[Entries taken from a collection]
⟨
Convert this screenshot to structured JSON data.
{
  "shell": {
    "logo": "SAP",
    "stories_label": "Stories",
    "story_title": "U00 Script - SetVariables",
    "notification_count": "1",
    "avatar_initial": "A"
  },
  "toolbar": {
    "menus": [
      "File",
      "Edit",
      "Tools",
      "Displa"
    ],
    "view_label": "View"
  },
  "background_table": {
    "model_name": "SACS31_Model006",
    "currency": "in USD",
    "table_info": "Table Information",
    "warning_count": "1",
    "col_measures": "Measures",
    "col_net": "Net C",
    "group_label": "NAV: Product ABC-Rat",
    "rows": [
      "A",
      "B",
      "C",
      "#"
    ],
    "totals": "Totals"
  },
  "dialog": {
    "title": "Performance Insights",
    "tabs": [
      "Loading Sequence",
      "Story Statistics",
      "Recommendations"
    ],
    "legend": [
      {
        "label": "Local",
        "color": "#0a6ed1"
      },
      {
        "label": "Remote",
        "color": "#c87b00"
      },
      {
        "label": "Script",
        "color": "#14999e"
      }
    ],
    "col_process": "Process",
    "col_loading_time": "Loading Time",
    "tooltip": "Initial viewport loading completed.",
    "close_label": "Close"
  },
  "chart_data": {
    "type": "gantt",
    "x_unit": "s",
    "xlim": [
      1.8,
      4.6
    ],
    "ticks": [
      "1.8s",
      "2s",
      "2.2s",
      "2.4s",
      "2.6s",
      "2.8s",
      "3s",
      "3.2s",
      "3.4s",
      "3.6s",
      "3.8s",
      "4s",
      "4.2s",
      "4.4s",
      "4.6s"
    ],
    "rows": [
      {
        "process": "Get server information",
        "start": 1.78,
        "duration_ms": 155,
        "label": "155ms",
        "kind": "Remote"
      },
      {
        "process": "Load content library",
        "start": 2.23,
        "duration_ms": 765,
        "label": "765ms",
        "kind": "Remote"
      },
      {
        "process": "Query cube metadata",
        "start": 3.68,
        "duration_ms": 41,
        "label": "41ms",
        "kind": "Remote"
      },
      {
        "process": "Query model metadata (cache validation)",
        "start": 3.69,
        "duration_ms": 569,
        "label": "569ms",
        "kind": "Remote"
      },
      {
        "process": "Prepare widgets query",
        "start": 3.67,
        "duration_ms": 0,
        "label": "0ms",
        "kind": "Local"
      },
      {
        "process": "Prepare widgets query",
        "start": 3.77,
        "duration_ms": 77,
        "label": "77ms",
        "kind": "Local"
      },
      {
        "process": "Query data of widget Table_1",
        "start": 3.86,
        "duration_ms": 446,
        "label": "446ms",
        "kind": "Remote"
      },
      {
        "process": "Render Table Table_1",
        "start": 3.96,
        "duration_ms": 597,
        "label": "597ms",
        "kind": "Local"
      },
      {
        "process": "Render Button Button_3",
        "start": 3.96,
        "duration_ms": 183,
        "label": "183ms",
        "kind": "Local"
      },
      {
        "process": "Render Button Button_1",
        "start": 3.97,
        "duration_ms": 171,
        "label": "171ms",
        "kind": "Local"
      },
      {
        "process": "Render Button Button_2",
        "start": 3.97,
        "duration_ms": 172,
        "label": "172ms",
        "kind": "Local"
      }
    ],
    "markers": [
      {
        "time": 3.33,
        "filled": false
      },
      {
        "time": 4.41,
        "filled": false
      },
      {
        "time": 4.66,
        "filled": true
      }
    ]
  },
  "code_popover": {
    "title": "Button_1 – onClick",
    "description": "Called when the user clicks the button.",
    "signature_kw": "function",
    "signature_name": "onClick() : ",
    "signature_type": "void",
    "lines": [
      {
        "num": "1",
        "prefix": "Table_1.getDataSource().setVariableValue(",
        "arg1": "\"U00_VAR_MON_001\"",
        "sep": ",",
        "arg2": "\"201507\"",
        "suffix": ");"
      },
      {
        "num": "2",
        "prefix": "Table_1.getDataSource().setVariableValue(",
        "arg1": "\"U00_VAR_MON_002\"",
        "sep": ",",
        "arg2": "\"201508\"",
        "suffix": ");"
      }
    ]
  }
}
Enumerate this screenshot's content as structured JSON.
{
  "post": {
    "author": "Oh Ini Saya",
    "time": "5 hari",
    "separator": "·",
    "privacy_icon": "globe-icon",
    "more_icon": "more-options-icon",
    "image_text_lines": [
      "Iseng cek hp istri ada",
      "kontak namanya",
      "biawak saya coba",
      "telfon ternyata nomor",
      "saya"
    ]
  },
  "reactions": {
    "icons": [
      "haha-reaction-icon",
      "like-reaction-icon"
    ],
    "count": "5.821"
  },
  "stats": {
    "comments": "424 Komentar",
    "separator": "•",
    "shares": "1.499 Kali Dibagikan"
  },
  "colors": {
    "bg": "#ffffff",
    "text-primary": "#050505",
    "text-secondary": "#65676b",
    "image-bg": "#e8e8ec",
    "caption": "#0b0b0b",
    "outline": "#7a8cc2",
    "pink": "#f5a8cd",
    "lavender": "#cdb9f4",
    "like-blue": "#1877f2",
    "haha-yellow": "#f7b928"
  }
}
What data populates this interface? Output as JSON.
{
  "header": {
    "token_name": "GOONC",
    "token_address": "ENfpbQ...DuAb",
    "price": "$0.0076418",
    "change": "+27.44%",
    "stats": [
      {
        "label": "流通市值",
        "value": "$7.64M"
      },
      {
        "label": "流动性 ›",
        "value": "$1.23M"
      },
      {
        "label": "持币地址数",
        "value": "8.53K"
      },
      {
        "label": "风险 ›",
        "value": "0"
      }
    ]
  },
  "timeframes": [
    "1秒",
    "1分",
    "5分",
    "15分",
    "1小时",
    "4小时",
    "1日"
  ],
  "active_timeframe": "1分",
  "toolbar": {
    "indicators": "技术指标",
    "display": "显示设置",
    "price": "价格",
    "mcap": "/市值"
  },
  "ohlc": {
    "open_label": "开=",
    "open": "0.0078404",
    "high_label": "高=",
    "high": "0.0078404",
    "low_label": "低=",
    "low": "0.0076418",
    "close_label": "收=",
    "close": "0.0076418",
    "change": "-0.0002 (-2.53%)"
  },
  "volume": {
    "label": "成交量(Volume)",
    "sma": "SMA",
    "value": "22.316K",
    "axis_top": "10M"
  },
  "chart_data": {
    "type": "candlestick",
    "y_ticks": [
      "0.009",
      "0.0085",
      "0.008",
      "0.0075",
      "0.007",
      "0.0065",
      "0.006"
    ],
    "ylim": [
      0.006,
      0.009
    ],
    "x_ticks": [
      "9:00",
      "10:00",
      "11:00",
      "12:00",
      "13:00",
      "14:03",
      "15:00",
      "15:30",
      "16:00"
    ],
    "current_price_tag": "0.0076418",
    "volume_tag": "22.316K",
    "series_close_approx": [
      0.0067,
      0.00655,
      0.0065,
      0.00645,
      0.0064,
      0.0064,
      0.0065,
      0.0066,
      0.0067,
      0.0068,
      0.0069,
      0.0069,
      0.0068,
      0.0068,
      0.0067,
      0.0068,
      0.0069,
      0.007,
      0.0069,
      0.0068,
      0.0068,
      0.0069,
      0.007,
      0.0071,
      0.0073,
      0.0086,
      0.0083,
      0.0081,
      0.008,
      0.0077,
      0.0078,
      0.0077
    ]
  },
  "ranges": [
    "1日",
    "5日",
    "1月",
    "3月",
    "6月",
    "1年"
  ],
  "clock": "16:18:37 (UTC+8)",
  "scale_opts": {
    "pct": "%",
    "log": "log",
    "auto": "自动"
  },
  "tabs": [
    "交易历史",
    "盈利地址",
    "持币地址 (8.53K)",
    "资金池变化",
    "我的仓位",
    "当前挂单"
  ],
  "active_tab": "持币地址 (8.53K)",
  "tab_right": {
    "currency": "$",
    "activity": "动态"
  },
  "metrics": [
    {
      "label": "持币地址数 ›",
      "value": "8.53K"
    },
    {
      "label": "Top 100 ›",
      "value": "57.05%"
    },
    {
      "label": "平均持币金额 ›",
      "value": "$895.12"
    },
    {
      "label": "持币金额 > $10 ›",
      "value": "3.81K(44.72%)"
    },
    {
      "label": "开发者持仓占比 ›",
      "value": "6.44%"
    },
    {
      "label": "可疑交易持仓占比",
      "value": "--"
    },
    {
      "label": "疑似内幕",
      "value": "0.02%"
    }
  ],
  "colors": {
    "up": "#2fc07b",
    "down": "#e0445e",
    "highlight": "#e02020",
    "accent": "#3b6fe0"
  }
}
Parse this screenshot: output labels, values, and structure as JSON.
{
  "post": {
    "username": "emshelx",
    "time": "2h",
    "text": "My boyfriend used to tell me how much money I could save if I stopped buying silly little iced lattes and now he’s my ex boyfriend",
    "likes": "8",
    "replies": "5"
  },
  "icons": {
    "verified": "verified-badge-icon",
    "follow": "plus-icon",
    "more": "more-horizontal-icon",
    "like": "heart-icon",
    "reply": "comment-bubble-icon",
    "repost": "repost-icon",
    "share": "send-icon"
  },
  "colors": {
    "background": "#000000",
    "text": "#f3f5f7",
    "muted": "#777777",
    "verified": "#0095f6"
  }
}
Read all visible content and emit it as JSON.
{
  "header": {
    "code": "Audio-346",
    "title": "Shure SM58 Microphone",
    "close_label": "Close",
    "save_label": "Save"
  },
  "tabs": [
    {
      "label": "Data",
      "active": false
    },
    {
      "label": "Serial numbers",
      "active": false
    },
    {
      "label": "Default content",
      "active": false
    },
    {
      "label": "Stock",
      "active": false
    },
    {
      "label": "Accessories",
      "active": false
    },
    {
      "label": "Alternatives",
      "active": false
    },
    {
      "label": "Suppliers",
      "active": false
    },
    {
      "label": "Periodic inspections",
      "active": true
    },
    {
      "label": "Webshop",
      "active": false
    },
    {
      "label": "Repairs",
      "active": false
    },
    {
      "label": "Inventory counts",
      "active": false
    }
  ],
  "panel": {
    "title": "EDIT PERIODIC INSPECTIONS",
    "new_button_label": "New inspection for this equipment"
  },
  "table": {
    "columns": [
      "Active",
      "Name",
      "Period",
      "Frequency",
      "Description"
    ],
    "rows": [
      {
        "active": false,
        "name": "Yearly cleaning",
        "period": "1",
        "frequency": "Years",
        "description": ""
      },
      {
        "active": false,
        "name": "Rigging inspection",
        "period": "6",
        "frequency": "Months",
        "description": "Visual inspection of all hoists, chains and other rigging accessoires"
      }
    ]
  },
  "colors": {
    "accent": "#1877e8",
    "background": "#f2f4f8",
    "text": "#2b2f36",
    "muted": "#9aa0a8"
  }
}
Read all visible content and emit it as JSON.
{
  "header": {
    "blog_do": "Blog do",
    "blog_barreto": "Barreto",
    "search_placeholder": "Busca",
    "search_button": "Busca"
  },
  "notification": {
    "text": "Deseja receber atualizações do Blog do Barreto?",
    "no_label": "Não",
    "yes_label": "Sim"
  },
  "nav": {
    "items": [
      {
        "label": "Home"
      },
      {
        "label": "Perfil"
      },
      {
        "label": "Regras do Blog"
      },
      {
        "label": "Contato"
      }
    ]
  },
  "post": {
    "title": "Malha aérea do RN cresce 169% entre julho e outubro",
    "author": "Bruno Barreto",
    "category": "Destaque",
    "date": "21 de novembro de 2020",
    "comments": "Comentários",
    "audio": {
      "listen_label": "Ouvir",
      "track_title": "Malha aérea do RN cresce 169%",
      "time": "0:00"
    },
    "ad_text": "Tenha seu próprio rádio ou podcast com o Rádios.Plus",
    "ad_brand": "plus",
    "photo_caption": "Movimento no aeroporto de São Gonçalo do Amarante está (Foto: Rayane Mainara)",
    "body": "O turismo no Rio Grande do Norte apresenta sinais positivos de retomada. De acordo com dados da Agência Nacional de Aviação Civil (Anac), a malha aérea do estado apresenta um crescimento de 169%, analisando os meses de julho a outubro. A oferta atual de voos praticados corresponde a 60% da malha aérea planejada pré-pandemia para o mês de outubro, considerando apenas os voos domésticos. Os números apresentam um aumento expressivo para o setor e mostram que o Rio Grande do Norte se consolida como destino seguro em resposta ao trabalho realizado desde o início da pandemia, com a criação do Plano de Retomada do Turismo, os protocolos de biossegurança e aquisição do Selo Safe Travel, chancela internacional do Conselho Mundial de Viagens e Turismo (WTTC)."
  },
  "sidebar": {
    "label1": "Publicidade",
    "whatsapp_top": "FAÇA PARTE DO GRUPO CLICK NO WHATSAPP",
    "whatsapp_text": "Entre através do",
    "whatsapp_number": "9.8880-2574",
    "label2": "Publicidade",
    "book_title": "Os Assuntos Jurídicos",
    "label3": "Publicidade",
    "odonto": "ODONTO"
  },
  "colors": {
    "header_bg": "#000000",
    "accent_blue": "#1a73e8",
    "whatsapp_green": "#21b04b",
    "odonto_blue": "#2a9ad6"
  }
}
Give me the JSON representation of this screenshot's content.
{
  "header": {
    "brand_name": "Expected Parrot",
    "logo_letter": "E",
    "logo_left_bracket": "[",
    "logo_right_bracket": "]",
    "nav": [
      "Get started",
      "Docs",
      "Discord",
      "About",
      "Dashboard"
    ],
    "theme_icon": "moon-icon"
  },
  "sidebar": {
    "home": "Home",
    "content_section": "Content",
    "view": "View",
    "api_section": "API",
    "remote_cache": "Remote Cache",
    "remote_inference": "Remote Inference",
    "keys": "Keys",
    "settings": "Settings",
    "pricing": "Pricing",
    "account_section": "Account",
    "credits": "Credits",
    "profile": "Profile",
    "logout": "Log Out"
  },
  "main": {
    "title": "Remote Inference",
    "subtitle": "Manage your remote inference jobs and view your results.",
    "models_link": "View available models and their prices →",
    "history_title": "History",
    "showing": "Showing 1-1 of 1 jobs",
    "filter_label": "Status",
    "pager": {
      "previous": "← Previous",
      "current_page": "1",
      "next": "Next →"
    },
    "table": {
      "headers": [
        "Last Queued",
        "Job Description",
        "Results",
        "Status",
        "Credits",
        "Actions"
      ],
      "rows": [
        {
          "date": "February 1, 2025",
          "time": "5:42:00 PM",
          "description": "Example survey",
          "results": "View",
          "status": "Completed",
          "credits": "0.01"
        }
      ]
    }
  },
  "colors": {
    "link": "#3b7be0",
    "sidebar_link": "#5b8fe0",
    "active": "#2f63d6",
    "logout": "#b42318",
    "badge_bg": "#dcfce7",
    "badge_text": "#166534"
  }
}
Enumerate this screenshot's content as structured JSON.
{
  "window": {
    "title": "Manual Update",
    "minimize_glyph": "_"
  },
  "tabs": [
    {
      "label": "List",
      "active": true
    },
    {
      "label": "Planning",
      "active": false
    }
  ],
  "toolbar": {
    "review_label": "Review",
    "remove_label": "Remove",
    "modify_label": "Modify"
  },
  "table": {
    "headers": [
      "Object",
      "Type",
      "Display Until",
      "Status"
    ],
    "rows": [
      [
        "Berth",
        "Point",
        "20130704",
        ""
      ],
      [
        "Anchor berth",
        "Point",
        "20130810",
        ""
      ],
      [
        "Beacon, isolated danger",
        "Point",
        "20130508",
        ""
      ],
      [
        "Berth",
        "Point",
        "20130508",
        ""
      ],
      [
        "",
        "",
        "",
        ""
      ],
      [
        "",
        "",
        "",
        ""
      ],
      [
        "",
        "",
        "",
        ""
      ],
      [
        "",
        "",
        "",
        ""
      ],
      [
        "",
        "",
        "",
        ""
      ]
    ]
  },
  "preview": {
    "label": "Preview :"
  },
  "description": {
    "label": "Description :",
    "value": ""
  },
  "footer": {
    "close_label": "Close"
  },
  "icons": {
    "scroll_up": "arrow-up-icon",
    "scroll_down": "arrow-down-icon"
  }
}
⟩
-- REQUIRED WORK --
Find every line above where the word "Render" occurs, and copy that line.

-- YOUR SOLUTION --
        "process": "Render Table Table_1",
        "process": "Render Button Button_3",
        "process": "Render Button Button_1",
        "process": "Render Button Button_2",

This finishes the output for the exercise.